An idea common among conservatives — and surely an assumption of the protesters in Oregon — is that the past fully explains private property. For example, perhaps you paid for your phone or were given it as a gift. That’s why you are entitled to it. So in general we might say that if you paid for something or were given something, then you are entitled to it.Got that? It's hard to see how it's unjust for "the government or anyone else" to take your property.
But is that true? Suppose I steal your car and sell it to my friend Dugald. Is Dugald entitled to the car because he paid for it? You probably want to say “no.” Buying something doesn’t give you entitlement unless the seller was entitled to the thing first. So a transfer of property from one person to another is rendered illegitimate if the seller got the property through unjust means.

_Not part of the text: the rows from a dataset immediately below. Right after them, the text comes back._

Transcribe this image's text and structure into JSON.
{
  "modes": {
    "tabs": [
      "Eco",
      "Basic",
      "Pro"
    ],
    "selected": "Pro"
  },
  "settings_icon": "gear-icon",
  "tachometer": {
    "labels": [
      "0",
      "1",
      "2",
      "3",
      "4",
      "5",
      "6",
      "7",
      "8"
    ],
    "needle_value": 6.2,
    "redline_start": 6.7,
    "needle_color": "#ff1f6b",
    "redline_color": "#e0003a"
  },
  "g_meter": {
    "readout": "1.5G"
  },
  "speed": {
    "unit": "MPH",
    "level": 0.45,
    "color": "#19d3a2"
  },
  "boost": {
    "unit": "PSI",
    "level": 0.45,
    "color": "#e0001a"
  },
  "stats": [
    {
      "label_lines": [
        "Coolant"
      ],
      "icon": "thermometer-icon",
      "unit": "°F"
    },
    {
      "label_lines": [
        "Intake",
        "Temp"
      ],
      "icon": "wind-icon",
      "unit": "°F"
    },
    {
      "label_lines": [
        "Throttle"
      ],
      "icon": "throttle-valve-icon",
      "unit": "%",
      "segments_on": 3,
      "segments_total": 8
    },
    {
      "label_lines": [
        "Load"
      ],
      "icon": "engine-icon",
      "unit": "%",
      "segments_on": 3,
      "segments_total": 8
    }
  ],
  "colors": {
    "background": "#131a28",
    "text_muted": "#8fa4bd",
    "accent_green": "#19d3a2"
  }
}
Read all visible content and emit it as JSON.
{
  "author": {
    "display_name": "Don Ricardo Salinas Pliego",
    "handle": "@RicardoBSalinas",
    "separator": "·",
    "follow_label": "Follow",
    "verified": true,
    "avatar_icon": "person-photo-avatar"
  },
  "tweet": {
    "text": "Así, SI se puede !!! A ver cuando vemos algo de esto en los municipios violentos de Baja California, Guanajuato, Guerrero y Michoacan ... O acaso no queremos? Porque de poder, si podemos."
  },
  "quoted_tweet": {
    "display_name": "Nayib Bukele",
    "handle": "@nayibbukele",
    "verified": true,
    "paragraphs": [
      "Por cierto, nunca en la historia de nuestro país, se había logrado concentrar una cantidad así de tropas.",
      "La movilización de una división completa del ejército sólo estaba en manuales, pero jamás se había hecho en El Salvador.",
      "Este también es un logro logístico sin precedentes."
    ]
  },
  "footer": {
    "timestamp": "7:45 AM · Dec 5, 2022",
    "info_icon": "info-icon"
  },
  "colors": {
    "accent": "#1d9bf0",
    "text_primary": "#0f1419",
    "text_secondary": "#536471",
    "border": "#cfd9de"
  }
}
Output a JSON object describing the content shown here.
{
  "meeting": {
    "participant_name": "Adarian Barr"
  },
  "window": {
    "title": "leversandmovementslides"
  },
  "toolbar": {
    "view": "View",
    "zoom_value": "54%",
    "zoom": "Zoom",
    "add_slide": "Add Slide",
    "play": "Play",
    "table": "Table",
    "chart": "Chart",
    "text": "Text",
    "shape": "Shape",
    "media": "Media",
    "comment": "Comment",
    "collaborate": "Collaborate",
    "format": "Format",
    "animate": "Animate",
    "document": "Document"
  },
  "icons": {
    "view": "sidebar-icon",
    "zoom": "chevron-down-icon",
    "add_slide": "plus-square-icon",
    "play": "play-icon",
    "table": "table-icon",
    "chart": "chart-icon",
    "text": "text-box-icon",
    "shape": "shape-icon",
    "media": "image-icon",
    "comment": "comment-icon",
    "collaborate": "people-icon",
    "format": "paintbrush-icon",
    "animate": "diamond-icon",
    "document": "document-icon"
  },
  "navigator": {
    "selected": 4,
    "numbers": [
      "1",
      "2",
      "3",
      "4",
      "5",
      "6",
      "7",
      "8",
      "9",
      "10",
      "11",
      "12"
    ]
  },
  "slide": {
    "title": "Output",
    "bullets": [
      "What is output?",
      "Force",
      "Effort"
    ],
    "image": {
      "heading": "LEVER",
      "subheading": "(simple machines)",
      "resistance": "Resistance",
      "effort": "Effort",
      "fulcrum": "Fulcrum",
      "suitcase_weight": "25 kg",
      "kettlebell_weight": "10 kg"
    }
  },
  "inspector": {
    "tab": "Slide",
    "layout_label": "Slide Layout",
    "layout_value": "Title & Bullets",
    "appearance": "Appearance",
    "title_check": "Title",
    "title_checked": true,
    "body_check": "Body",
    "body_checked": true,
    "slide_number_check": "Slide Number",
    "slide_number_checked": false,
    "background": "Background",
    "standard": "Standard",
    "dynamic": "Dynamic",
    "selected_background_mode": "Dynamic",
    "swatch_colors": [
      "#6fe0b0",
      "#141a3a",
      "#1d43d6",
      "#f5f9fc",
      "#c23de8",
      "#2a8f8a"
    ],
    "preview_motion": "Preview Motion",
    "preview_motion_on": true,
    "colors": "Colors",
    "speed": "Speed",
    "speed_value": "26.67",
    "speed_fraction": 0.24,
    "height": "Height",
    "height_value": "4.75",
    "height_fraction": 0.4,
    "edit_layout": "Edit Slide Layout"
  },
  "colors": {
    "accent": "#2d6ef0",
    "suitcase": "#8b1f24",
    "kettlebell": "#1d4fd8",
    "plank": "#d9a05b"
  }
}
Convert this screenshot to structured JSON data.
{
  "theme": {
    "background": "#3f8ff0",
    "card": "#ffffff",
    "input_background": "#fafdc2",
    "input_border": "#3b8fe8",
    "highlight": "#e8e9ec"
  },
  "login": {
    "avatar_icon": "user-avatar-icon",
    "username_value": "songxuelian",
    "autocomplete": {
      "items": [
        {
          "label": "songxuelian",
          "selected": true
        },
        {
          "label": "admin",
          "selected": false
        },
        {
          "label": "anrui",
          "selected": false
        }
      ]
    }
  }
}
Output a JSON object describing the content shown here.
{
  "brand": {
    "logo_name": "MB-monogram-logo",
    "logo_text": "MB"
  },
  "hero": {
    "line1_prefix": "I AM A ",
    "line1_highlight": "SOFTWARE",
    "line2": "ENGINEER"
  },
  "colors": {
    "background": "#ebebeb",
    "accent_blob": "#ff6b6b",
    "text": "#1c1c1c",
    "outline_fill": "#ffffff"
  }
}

But now think back to your smartphone. What are the chances that the money you used to buy your phone can be traced backward through your employer, your employer’s customers, and so on back through history without passing through the hands of a serious injustice? Slim to none. The same can be said for the seller’s side of the transaction. Chances are excellent that your phone arrived in your hand only after the exploitation of workers, abuse of the environment, theft, fraud, human trafficking, or any number of deal-breaking injustices....
So despite its appeal to conservatives, the idea that history alone explains private property is hard to make good on. On this theory, the mere fact that we were given things or paid for things won’t determine whether we are entitled to those things. At worst the historical theory implies that no one is entitled to any private property. And if our property isn’t legitimately private, it’s hard to see how it’s unjust for the government or anyone else to take it from us.
So, should the government own all the land out West? Absolutely -- unless we give it back to the Native Americans.